- Address of the rented property
- Contact details of landlords, tenants
- Details of deposit protection scheme administrator
- Contact information of letting agent
So, a landlord or agent must provide details of this ‘prescribed information’ within 30 days of signing a new agreement with a tenant.
Legal Process for Tenants
Many landlords agree for protecting your deposit to avoid court visits. However, if you need to take legal action against a stubborn landlord, here’s the step-by-step process.
Fill the Form N208
You can download and fill in all the necessary details on claim form N208. In this form, you should mention all the details in a clear and crisp manner.
Mention that your landlord failed to protect the deposit as per the tenancy deposit scheme rules. This form should have details as follows.
- Fixed-term tenancy details (If applicable)
- Statutory periodic tenancy details (If applicable)
- Deposit amount details
- Annual rent details
- Reminders to the landlord
You should also keep the tenancy agreement, reminder letter and other documents suggested in the previous section ready.
Submit Form N208 to Local County Court
Get ready to pay the court fee and submit the form to the local county court.

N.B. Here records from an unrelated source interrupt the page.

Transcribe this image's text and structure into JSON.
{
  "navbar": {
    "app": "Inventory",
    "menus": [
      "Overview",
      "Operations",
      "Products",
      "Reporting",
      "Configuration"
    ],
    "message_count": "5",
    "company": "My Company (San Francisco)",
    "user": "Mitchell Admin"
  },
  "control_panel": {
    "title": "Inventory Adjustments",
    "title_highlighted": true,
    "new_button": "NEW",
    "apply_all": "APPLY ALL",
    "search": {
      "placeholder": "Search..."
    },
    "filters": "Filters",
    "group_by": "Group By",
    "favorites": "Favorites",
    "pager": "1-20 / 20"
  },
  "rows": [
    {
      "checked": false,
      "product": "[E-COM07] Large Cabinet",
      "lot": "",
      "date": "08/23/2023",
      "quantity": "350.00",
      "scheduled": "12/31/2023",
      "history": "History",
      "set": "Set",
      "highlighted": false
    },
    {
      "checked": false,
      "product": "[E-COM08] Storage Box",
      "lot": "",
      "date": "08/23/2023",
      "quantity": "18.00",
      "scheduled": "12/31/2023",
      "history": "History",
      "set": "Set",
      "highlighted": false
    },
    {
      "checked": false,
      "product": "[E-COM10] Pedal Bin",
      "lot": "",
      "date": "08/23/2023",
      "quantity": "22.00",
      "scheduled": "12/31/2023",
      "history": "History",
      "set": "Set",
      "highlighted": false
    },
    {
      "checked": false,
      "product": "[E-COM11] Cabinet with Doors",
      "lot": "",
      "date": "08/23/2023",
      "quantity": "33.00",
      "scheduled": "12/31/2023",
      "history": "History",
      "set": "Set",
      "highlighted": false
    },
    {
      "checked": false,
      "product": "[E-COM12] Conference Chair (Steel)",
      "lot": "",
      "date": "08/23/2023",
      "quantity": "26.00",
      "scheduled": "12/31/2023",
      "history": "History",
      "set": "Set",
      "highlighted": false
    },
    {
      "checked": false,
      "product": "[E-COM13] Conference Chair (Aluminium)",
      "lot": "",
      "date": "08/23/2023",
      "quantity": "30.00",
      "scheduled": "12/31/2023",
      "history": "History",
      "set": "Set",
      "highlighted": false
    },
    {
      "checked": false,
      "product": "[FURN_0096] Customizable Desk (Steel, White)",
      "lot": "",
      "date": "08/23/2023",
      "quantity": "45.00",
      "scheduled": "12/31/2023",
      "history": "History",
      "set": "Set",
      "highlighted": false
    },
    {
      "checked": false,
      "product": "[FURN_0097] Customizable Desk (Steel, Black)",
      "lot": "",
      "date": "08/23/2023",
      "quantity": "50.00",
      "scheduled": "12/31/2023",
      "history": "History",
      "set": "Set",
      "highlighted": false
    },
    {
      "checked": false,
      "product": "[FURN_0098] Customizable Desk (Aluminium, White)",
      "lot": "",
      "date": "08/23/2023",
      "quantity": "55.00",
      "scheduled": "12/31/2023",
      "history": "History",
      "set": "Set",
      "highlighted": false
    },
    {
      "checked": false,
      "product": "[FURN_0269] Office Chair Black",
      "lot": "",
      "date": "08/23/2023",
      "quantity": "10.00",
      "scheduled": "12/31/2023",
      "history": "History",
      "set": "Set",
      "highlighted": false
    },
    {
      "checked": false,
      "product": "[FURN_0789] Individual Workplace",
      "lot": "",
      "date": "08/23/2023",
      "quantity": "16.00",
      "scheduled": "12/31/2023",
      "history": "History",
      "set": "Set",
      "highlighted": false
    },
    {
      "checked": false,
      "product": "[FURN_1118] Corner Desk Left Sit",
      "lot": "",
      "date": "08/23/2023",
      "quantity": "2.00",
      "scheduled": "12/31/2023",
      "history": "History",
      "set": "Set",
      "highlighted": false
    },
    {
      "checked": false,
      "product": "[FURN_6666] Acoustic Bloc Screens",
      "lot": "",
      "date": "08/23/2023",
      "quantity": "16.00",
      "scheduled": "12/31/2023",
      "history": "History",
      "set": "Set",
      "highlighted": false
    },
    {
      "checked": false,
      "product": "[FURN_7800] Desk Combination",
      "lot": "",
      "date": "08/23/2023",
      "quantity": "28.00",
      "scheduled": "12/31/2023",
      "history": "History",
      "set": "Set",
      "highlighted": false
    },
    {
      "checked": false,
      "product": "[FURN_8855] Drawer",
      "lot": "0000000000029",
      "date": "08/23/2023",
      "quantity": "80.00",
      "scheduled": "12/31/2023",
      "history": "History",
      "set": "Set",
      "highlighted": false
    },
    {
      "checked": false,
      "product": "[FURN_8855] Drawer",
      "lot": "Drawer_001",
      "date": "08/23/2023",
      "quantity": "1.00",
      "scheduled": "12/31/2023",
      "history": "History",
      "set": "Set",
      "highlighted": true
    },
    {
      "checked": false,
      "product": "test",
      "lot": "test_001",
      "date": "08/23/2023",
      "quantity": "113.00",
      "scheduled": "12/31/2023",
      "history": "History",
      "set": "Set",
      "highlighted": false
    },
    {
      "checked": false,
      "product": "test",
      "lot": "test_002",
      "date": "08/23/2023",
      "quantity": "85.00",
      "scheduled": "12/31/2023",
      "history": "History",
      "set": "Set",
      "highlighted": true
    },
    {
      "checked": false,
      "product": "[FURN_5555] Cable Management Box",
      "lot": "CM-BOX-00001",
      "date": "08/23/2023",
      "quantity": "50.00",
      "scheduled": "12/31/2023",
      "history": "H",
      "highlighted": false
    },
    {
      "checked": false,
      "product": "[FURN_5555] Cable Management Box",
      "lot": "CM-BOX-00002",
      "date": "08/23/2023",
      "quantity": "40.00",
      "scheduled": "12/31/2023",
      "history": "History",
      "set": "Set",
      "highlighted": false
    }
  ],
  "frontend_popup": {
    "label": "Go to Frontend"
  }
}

The fee depends on the tenant’s deposit.
The court may ask for evidence like deposit receipt, the landlord’s contact details or letting agent info, etc. Be prompt to provide these details.
Note: Basic knowledge of the Housing Act, legal costs, shorthold tenancy, late protection proves handy in such a scenario.
Non-compliance to a tenancy deposit scheme can prove detrimental for a landlord. So, as a tenant, you should be honest and clear during court hearings.
After all, the court will take appropriate decisions based on evidence. Hence, documentation proves invaluable during court hearings.
If the court agrees, you can get compensation of up to three times the amount of your paid deposit.
As per the tenancy deposit scheme, a tenant’s deposit must be protected by present landlords. However, there is a set time limit for safeguarding the deposit properly.
You can follow the deposit protection legislation rules and contact the scheme administrator if you are a tenant. After requesting and sending a formal warning letter, you can file for a court hearing.
It is vital to keep all the evidence ready. The landlord must adhere to deposit scheme rules and pay the right amount as ordered by the court. So, be prepared to answer questions in a court hearing and get back your deposit money.
Frequently Asked Questions
This section covers common questions amongst tenants and landlords about the TDP schemes.
How long do landlords take to return deposits after the tenancy ends?
After the end of the tenancy period, both tenants and landlords should mutually agree on a deposit amount.
This amount depends on paid rent, property damage (if any), and other charges. After the agreement, the landlords or letting agents need to pay back the deposit within ten days.
In case of an active dispute, the TDP scheme administrator holds the deposit amount.
Do the local council help with tenancy deposits?
Your local council can help you pay the tenancy deposits as per your eligibility. Private renting is possible through deposit guarantee schemes.
In addition, you can also receive budgeting loans that help you pay the tenancy rent in advance. In such a case, contacting your local council proves beneficial.
Is it mandatory for a landlord to take deposits?
In reality, taking a deposit from a tenant is not mandatory. If you are a landlord, you can rent a property without a formal requirement.
However, deposits are necessary to protect landlords from possible property damage. In addition, the property owner can utilise this amount in case of unpaid rents.
In such scenarios, the court compensates a landlord if the tenant fails to follow the rules of the tenancy agreement. Thus, deposits are vital for relevant legal proceedings.
What is Section 21?
Section 21 falls under the Housing Act 1988. This section allows a landlord to send a legal notice to a tenant to evict the property.
This section comes into effect after the tenancy ends. However, landlords cannot impose Section 21 within the first four months of an assured shorthold tenancy.
Also, Section 21 has a legal duration of six months. Post this tenure, without any court action; the notice becomes invalid.